[DATA SUPPLIED — start]

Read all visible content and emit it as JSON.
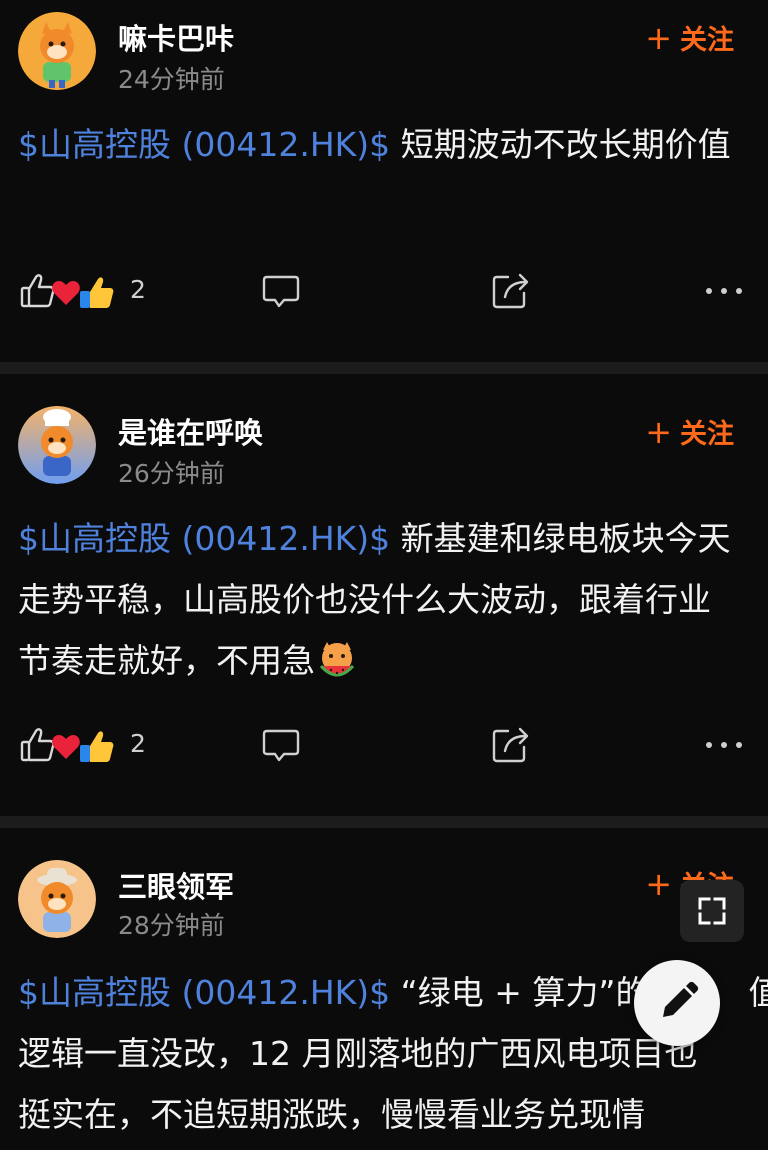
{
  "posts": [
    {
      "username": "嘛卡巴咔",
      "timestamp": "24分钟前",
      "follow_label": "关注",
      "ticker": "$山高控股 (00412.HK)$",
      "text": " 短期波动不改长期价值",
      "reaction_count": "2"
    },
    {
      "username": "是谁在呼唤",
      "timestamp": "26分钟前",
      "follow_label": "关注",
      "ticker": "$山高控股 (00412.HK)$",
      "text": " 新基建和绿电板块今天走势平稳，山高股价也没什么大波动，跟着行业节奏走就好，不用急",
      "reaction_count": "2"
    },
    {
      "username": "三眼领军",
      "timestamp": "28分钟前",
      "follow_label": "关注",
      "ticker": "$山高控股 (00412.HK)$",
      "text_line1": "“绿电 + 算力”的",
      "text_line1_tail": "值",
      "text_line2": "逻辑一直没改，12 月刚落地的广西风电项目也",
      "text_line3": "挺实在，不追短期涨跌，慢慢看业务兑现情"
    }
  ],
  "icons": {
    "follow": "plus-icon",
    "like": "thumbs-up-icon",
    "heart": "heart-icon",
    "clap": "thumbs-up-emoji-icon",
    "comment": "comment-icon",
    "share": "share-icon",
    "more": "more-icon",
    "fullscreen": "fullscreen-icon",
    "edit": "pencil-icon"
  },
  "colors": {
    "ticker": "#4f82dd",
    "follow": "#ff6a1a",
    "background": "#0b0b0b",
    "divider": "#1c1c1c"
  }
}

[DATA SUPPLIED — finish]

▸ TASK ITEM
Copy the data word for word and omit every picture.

▸ SOLUTION TO THIS TASK
Read all visible content and emit it as JSON.
{
  "posts": [
    {
      "username": "嘛卡巴咔",
      "timestamp": "24分钟前",
      "follow_label": "关注",
      "ticker": "$山高控股 (00412.HK)$",
      "text": " 短期波动不改长期价值",
      "reaction_count": "2"
    },
    {
      "username": "是谁在呼唤",
      "timestamp": "26分钟前",
      "follow_label": "关注",
      "ticker": "$山高控股 (00412.HK)$",
      "text": " 新基建和绿电板块今天走势平稳，山高股价也没什么大波动，跟着行业节奏走就好，不用急",
      "reaction_count": "2"
    },
    {
      "username": "三眼领军",
      "timestamp": "28分钟前",
      "follow_label": "关注",
      "ticker": "$山高控股 (00412.HK)$",
      "text_line1": "“绿电 + 算力”的",
      "text_line1_tail": "值",
      "text_line2": "逻辑一直没改，12 月刚落地的广西风电项目也",
      "text_line3": "挺实在，不追短期涨跌，慢慢看业务兑现情"
    }
  ],
  "icons": {
    "follow": "plus-icon",
    "like": "thumbs-up-icon",
    "heart": "heart-icon",
    "clap": "thumbs-up-emoji-icon",
    "comment": "comment-icon",
    "share": "share-icon",
    "more": "more-icon",
    "fullscreen": "fullscreen-icon",
    "edit": "pencil-icon"
  },
  "colors": {
    "ticker": "#4f82dd",
    "follow": "#ff6a1a",
    "background": "#0b0b0b",
    "divider": "#1c1c1c"
  }
}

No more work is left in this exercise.